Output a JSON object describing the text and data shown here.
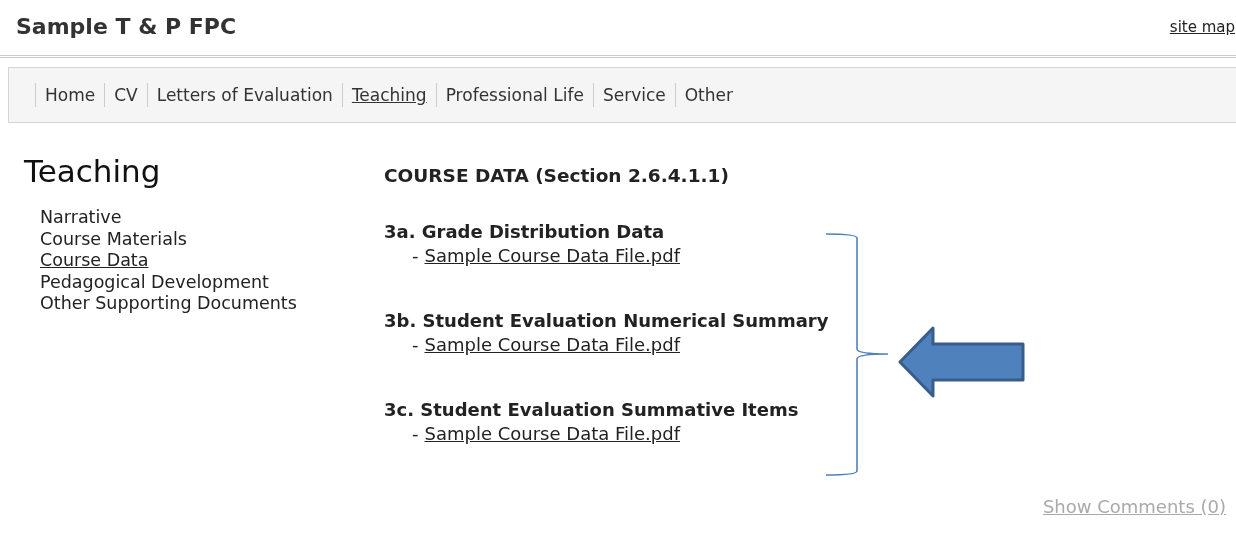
{
  "site": {
    "title": "Sample T & P FPC",
    "site_map_link": "site map"
  },
  "nav": [
    {
      "label": "Home",
      "selected": false
    },
    {
      "label": "CV",
      "selected": false
    },
    {
      "label": "Letters of Evaluation",
      "selected": false
    },
    {
      "label": "Teaching",
      "selected": true
    },
    {
      "label": "Professional Life",
      "selected": false
    },
    {
      "label": "Service",
      "selected": false
    },
    {
      "label": "Other",
      "selected": false
    }
  ],
  "sidebar": {
    "heading": "Teaching",
    "items": [
      {
        "label": "Narrative",
        "selected": false
      },
      {
        "label": "Course Materials",
        "selected": false
      },
      {
        "label": "Course Data",
        "selected": true
      },
      {
        "label": "Pedagogical Development",
        "selected": false
      },
      {
        "label": "Other Supporting Documents",
        "selected": false
      }
    ]
  },
  "content": {
    "heading": "COURSE DATA (Section 2.6.4.1.1)",
    "sections": [
      {
        "title": "3a. Grade Distribution Data",
        "prefix": "-",
        "file_link": "Sample Course Data File.pdf"
      },
      {
        "title": "3b. Student Evaluation Numerical Summary",
        "prefix": "-",
        "file_link": "Sample Course Data File.pdf"
      },
      {
        "title": "3c. Student Evaluation Summative Items",
        "prefix": "-",
        "file_link": "Sample Course Data File.pdf"
      }
    ]
  },
  "footer": {
    "comments_link": "Show Comments (0)"
  }
}
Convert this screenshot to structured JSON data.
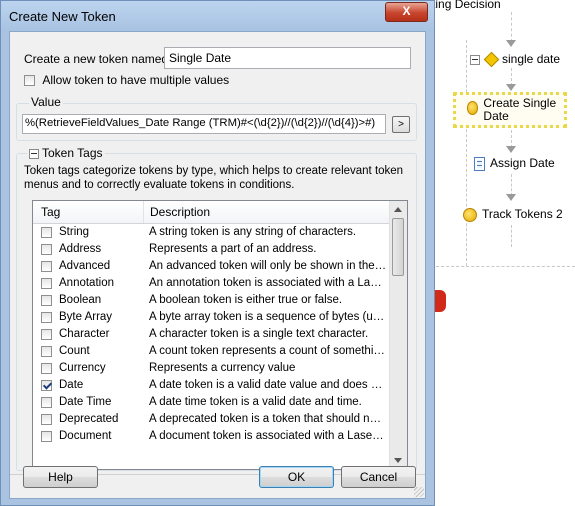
{
  "workflow": {
    "nodes": [
      {
        "id": "routing",
        "label": "Routing Decision"
      },
      {
        "id": "single_date",
        "label": "single date"
      },
      {
        "id": "create_single_date",
        "label": "Create Single Date"
      },
      {
        "id": "assign_date",
        "label": "Assign Date"
      },
      {
        "id": "track_tokens",
        "label": "Track Tokens 2"
      }
    ]
  },
  "dialog": {
    "title": "Create New Token",
    "close_label": "X",
    "name_label": "Create a new token named:",
    "name_value": "Single Date",
    "multi_label": "Allow token to have multiple values",
    "value_label": "Value",
    "value_text": "%(RetrieveFieldValues_Date Range (TRM)#<(\\d{2})//(\\d{2})//(\\d{4})>#)",
    "value_button": ">",
    "tags_label": "Token Tags",
    "tags_desc": "Token tags categorize tokens by type, which helps to create relevant token menus and to correctly evaluate tokens in conditions.",
    "table": {
      "col_tag": "Tag",
      "col_desc": "Description",
      "rows": [
        {
          "tag": "String",
          "desc": "A string token is any string of characters.",
          "checked": false
        },
        {
          "tag": "Address",
          "desc": "Represents a part of an address.",
          "checked": false
        },
        {
          "tag": "Advanced",
          "desc": "An advanced token will only be shown in the t...",
          "checked": false
        },
        {
          "tag": "Annotation",
          "desc": "An annotation token is associated with a Laser...",
          "checked": false
        },
        {
          "tag": "Boolean",
          "desc": "A boolean token is either true or false.",
          "checked": false
        },
        {
          "tag": "Byte Array",
          "desc": "A byte array token is a sequence of bytes (unsi...",
          "checked": false
        },
        {
          "tag": "Character",
          "desc": "A character token is a single text character.",
          "checked": false
        },
        {
          "tag": "Count",
          "desc": "A count token represents a count of something...",
          "checked": false
        },
        {
          "tag": "Currency",
          "desc": "Represents a currency value",
          "checked": false
        },
        {
          "tag": "Date",
          "desc": "A date token is a valid date value and does no...",
          "checked": true
        },
        {
          "tag": "Date Time",
          "desc": "A date time token is a valid date and time.",
          "checked": false
        },
        {
          "tag": "Deprecated",
          "desc": "A deprecated token is a token that should no l...",
          "checked": false
        },
        {
          "tag": "Document",
          "desc": "A document token is associated with a Laserfic...",
          "checked": false
        }
      ]
    },
    "help_label": "Help",
    "ok_label": "OK",
    "cancel_label": "Cancel"
  }
}
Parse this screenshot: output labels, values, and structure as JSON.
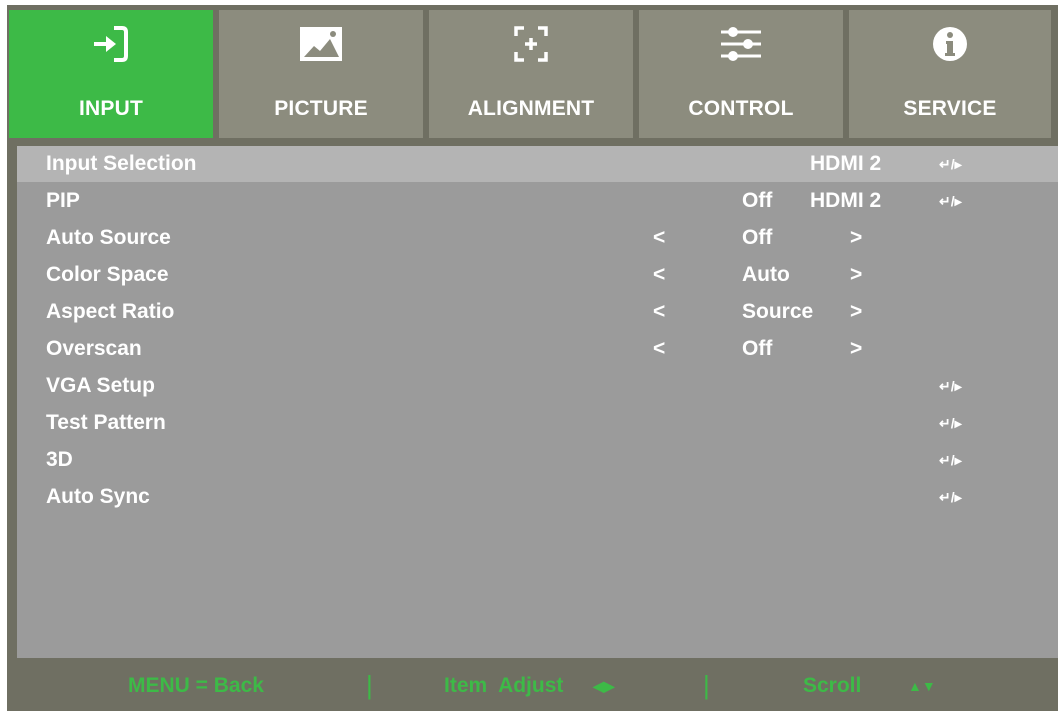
{
  "tabs": [
    {
      "label": "INPUT",
      "icon": "input-icon",
      "active": true
    },
    {
      "label": "PICTURE",
      "icon": "picture-icon",
      "active": false
    },
    {
      "label": "ALIGNMENT",
      "icon": "alignment-icon",
      "active": false
    },
    {
      "label": "CONTROL",
      "icon": "control-icon",
      "active": false
    },
    {
      "label": "SERVICE",
      "icon": "service-icon",
      "active": false
    }
  ],
  "menu": {
    "rows": [
      {
        "name": "Input Selection",
        "value": "HDMI 2",
        "enter": "↵/▸"
      },
      {
        "name": "PIP",
        "value": "Off",
        "value2": "HDMI 2",
        "enter": "↵/▸"
      },
      {
        "name": "Auto Source",
        "left": "<",
        "value": "Off",
        "right": ">"
      },
      {
        "name": "Color Space",
        "left": "<",
        "value": "Auto",
        "right": ">"
      },
      {
        "name": "Aspect Ratio",
        "left": "<",
        "value": "Source",
        "right": ">"
      },
      {
        "name": "Overscan",
        "left": "<",
        "value": "Off",
        "right": ">"
      },
      {
        "name": "VGA Setup",
        "enter": "↵/▸"
      },
      {
        "name": "Test Pattern",
        "enter": "↵/▸"
      },
      {
        "name": "3D",
        "enter": "↵/▸"
      },
      {
        "name": "Auto Sync",
        "enter": "↵/▸"
      }
    ]
  },
  "footer": {
    "back": "MENU = Back",
    "sep": "|",
    "adjust": "Item  Adjust",
    "adjust_arrows": "◀▶",
    "scroll": "Scroll",
    "scroll_arrows": "▲▼"
  },
  "colors": {
    "accent": "#3dba47",
    "tab_bg": "#8c8c7e",
    "frame": "#6f6f62",
    "panel": "#9b9b9b",
    "selected_row": "#b4b4b4"
  }
}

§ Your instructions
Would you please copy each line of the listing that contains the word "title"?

§ Solution for this problem
    "title": "Sample T & P FPC",
        "title": "3a. Grade Distribution Data",
        "title": "3b. Student Evaluation Numerical Summary",
        "title": "3c. Student Evaluation Summative Items",
    "title": "Create New Token",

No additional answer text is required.